Pro-life groups have protested at the screening of a “one-sided” drama about assisted suicide which was shown by the BBC the night before MPs debated the issue.
A Short Stay In Switzerland is based on a true story and featured actress Julie Walters in the role of retired doctor, Anne Turner.
Dr Turner, who suffered from Progressive Supranuclear Palsy (PSP), a degenerative condition, committed suicide at the Swiss Dignitas clinic in 2006.
Dr Turner allowed her death to be used as part of a campaign to legalise assisted suicide in the UK. She is described by Mrs Walters as “an intelligent, informed and articulate woman. It was a courageous act.”
But John Smeaton of the Society for the Protection of Unborn Children points out that the courage of actor, comedian and classical pianist Dudley Moore, who struggled with PSP for eight years, is not mentioned in the film.
Mr Smeaton writes: “It looks set to be the viewer’s loss to be given only a one-sided look at what possible responses are available for those who experience disabling conditions and their families.”
Jane Hardy, Chief Executive of the PSP Association, said she was “saddened” that the condition was being publicised in the context of assisted suicide.
She said: “PSP should be known of in its own right. As a charity we certainly do not advocate assisted suicide.
“Our goals are to make sure there is care and support and to talk to the Government to encourage investment in research.
“I would hope more of the public would know about PSP now, that is one positive. I am greatly concerned about the impact on vulnerable people as it was harrowing in some places.”
Dr Peter Saunders, of the Care Not Killing alliance, criticised the timing of the film, which coincided with a Commons debate on the new Coroners and Justice Bill.
The Bill contains clauses relating to assisted suicide, and could be used as an opportunity to weaken the current law.
Dr Saunders said: “These things are carefully orchestrated to have the maximum impact on public debate.”
The BBC denies that the scheduling was deliberate.
The sympathetic portrayal of Dr Turner’s death is also at odds with the testimony of former Dignitas nurse, Soraya Wernli.
In a recent interview Mrs Wernli spoke of the hasty manner in which patients seeking assisted suicide were dealt with by the clinic’s boss, Ludwig Minelli.
“I argued that it wasn’t right that people land at the airport, are ferried to his office, have their requisite half-an-hour with a doctor, get the barbiturates they need and are sent off to die,” she said.
“This is the biggest step anyone will ever take. They should at least be allowed to stay overnight, to think about what they are doing.

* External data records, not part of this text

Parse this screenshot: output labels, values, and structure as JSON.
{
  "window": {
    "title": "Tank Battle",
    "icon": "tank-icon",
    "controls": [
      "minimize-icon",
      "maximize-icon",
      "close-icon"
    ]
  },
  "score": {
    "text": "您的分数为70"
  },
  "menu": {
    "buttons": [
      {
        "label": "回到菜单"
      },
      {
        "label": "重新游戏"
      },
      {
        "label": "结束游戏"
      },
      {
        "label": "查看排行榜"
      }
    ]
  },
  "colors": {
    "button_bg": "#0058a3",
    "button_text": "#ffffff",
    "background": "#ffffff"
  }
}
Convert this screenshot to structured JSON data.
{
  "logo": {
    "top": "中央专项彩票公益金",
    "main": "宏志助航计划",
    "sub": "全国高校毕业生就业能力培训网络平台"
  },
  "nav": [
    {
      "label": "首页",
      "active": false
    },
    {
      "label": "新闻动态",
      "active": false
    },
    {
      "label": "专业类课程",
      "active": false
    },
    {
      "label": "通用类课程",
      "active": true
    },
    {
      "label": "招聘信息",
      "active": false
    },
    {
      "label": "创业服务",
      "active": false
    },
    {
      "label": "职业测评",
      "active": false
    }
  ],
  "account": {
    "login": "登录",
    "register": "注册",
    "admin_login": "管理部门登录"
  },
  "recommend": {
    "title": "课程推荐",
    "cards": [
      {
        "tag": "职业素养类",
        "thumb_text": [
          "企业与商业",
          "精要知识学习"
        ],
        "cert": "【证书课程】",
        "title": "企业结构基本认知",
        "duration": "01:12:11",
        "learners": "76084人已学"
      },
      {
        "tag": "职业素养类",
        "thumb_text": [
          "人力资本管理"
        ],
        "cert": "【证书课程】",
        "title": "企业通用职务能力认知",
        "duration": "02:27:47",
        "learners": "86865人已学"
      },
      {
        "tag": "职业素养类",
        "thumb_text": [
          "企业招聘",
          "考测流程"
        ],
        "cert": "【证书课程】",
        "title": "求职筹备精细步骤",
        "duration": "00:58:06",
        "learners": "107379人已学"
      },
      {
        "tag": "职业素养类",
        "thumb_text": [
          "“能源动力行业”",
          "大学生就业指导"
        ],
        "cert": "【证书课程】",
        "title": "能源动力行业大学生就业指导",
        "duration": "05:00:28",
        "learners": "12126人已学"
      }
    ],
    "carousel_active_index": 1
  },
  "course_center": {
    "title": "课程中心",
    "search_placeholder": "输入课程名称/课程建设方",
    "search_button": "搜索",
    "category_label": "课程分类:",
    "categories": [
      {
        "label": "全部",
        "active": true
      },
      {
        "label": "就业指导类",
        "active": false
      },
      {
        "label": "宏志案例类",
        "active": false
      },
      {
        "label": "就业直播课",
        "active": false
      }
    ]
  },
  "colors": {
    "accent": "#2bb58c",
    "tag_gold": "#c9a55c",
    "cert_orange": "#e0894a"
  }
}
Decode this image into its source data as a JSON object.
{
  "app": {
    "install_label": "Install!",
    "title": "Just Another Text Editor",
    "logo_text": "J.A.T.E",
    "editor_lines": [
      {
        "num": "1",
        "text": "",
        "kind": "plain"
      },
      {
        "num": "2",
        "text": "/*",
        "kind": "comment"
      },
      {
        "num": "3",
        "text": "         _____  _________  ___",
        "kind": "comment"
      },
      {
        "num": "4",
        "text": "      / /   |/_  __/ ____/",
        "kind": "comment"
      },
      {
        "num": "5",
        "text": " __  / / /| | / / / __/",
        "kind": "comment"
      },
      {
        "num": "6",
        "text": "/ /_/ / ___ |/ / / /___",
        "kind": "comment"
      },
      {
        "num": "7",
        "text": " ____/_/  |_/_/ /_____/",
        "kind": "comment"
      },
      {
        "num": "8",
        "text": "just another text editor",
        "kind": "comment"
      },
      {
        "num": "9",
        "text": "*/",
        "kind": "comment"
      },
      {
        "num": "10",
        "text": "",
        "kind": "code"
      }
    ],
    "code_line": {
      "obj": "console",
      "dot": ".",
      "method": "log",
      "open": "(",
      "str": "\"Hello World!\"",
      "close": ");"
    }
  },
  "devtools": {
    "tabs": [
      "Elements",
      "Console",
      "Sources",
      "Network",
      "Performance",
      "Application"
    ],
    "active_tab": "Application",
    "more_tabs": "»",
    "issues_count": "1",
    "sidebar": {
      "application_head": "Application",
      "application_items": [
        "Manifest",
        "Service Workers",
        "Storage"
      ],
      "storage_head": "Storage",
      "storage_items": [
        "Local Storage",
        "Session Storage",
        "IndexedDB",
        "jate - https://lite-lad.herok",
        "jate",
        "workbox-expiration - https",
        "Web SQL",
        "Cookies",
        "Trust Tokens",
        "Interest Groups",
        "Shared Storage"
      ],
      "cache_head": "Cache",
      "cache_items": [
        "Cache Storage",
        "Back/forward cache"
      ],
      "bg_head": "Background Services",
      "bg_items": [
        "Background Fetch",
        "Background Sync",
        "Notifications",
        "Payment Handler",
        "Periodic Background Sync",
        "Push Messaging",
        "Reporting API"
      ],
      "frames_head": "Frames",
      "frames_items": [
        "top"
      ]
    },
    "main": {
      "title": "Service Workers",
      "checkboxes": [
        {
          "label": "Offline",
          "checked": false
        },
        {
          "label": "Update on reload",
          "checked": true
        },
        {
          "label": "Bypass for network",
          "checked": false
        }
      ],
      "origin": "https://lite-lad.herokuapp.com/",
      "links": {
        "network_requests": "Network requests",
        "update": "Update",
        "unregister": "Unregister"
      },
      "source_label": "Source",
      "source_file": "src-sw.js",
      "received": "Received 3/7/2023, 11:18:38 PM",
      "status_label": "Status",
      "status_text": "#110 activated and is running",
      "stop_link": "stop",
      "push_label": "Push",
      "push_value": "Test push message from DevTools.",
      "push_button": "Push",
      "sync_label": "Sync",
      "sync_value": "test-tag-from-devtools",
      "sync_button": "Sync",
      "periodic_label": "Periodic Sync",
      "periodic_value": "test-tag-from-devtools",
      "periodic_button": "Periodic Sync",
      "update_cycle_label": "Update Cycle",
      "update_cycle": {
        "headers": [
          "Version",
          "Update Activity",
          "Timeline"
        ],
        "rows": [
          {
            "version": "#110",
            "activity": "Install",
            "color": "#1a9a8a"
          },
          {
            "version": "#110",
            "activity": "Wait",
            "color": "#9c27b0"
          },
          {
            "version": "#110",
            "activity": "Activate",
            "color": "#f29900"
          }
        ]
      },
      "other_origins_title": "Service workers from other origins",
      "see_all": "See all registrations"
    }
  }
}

But Minelli would have none of it”.
Last month the BBC screened a documentary in favour of assisted suicide fronted by an MSP seeking to change the law in Scotland.
Margo MacDonald, who suffers from Parkinson’s disease and wants help to end her own life if her condition deteriorates, used the 30 minute Panorama programme to present her arguments in favour of legalised assisted suicide.
In October, the BBC’s Today Programme was criticised for holding a ‘debate’ on euthanasia in which a controversial proponent from Australia, dubbed ‘Dr Death’, was invited to discuss the issue with a representative from a leading pro-euthanasia group in the UK.
As The Christian Institute reported at the time, the result was effectively a seven-minute trailer for the euthanasia cause.